For some employers, health care coverage obligations span both active employees and retirees. This article reviews the fundamentals of Medicare and groupsponsored retiree health insurance coverage and describes the type of employers that continue to offer retiree health benefits. The authors then delineate employers’ basic options for changing with the times in order to limit exposure and control costs while continuing to offer retiree health benefits. Choices include retiree drug subsidies (RDS) and employer group waiver plans (EGWPs). Armed with an understanding of EGWPs, employers may want to use them for their savings opportunity, ability to enhance retiree health plan design above Medicare requirements and reduced liability.
Many people experience cognitive and/or physical decline as they age. Their first source of support when they need help is often the family, including their adult children. Caregiving adult children are often employed, and helping with the needs of their parents or other family members can impact their ability to perform their own jobs. Society of Actuaries (SOA) research provides insights about the challenges facing aging Americans and the impact these challenges have on their adult children. This article will highlight implications for employers and present ideas for helping employees deal with these issues as part of their financial wellness programs.

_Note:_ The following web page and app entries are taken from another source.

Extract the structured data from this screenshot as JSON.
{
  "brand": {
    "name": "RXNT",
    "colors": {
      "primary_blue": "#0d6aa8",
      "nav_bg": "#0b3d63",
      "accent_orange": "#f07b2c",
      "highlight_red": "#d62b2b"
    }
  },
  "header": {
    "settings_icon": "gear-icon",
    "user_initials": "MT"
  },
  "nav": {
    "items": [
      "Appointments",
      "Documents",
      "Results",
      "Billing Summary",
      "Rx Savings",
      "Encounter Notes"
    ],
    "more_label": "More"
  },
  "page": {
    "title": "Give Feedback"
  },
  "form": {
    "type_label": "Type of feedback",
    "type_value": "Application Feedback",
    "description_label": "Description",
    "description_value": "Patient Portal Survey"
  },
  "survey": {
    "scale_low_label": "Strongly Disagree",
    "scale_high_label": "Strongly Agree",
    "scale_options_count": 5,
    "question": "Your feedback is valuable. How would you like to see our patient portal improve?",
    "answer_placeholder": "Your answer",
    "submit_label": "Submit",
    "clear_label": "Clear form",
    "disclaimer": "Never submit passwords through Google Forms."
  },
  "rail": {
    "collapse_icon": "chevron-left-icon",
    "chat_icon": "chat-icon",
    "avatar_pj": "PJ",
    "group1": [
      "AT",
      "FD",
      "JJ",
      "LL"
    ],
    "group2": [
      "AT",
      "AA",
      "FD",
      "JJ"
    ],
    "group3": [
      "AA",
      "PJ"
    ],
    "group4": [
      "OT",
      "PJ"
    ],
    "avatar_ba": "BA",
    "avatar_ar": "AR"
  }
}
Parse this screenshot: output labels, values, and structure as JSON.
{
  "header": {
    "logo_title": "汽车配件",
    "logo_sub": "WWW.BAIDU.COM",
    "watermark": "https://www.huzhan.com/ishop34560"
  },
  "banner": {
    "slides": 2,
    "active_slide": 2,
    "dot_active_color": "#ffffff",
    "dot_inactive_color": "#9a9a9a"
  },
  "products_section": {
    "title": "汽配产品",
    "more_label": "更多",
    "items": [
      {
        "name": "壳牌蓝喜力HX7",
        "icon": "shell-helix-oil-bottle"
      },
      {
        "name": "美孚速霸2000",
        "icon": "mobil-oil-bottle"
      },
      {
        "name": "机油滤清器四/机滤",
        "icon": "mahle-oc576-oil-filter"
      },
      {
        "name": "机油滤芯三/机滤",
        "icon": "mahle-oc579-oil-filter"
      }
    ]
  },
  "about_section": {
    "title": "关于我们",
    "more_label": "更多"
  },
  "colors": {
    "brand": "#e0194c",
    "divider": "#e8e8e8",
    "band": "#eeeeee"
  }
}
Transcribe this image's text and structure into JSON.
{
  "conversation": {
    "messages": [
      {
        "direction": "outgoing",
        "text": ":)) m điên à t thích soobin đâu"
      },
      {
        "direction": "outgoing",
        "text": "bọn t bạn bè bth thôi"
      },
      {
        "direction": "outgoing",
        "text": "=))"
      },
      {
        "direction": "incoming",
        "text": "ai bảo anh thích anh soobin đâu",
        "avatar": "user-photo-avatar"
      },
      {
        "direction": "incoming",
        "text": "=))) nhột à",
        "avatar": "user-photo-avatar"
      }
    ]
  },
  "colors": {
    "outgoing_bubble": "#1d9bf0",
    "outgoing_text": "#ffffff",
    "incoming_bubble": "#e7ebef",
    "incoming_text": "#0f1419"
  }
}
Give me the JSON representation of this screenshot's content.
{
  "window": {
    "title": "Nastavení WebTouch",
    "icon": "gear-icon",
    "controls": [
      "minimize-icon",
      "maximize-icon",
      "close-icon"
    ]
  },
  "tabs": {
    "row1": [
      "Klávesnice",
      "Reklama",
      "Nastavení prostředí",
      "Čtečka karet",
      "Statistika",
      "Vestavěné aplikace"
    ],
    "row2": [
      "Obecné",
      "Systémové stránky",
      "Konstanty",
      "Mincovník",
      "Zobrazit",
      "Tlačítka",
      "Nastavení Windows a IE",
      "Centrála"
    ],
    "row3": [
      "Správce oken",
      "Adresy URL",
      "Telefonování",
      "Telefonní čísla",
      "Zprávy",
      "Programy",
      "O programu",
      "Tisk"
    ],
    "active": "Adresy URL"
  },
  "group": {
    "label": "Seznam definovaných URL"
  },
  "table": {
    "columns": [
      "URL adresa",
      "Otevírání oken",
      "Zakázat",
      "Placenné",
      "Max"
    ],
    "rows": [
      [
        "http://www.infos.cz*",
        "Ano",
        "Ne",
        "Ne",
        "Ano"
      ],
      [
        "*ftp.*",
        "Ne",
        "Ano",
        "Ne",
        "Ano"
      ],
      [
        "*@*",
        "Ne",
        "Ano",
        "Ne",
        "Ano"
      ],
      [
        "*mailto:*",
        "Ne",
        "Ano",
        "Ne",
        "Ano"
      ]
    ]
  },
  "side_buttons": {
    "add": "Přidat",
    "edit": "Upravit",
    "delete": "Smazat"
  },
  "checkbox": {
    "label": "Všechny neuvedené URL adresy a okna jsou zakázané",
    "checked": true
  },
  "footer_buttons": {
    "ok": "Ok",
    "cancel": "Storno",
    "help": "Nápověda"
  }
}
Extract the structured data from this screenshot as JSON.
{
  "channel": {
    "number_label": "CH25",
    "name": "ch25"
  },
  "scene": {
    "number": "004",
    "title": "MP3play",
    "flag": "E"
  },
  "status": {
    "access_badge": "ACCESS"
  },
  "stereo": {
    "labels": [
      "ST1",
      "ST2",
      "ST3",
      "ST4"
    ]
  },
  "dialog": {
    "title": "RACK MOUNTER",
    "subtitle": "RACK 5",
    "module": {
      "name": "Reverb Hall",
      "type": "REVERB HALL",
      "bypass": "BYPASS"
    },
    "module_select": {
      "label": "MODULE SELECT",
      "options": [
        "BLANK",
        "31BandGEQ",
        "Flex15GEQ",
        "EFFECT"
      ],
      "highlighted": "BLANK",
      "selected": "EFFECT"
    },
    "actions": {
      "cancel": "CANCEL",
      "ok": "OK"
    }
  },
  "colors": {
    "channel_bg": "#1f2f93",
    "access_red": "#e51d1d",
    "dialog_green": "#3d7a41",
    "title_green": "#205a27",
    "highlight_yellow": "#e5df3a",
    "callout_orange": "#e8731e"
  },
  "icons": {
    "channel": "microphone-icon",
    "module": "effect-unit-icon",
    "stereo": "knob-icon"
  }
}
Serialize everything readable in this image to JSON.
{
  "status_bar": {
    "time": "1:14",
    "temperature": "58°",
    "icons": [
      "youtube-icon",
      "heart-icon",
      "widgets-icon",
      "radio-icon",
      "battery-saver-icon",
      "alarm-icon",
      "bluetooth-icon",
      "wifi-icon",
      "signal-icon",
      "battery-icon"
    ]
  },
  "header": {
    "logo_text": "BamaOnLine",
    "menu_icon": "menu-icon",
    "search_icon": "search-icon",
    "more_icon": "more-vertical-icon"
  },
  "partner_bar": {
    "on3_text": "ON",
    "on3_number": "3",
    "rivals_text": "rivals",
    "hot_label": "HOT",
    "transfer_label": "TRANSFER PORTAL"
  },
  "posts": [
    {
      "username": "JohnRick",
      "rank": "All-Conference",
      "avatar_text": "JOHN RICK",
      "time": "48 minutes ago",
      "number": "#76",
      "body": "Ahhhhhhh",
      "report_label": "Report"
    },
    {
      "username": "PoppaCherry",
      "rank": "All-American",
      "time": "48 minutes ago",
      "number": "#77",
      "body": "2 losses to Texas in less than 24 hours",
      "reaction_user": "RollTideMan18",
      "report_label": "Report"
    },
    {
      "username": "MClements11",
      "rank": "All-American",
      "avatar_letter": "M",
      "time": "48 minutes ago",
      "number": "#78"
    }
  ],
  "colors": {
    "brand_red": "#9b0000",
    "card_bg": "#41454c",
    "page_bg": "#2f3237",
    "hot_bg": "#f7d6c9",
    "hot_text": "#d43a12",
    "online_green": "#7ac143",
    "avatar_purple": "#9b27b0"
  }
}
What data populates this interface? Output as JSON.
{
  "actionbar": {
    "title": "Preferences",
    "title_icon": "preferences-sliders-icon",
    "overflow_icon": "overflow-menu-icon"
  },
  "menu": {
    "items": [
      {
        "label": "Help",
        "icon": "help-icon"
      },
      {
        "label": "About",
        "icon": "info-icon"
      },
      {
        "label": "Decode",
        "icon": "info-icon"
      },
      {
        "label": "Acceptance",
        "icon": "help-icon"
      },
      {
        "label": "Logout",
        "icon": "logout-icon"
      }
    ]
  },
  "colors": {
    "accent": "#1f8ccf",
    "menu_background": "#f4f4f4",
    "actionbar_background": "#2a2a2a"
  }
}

Employers usually don’t help employees plan for a key part of financial wellness: health and long-term care (LTC) costs in retirement. This article explains why LTC is the biggest risk to a retirement plan, how insurance can help finance LTC costs and why employers should consider offering LTC insurance (LTCi) as an employee benefit. It also provides an overview of the types of LTCi policies available and their relative advantages and disadvantages. The authors then describe how employers can use lessons from behavioral finance to implement successful LTCi benefit communication and enrollment strategies. Finally, they explain how employees can utilize health savings accounts to finance LTCi, considerations for companies with existing LTCi plans, and noninsurance resources for companies and caregivers.
Navigating the costly impact of a disability absence is further complicated when a decision to decline benefits has been rendered by an insurer or third-party provider. This article reviews the difference between
total disability and how that difference should inform Canadian employers’ job descriptions. It also discusses employer accommodation strategies. Proposed strategies and practices are rarely addressed and often go unanswered in organizations looking to deliver on a favorable bottom line. However, employers implementing them will help deliver a favorable experience to their employees, remove barriers to their employment obligations and apply a consistent approach within their respective industry or sector.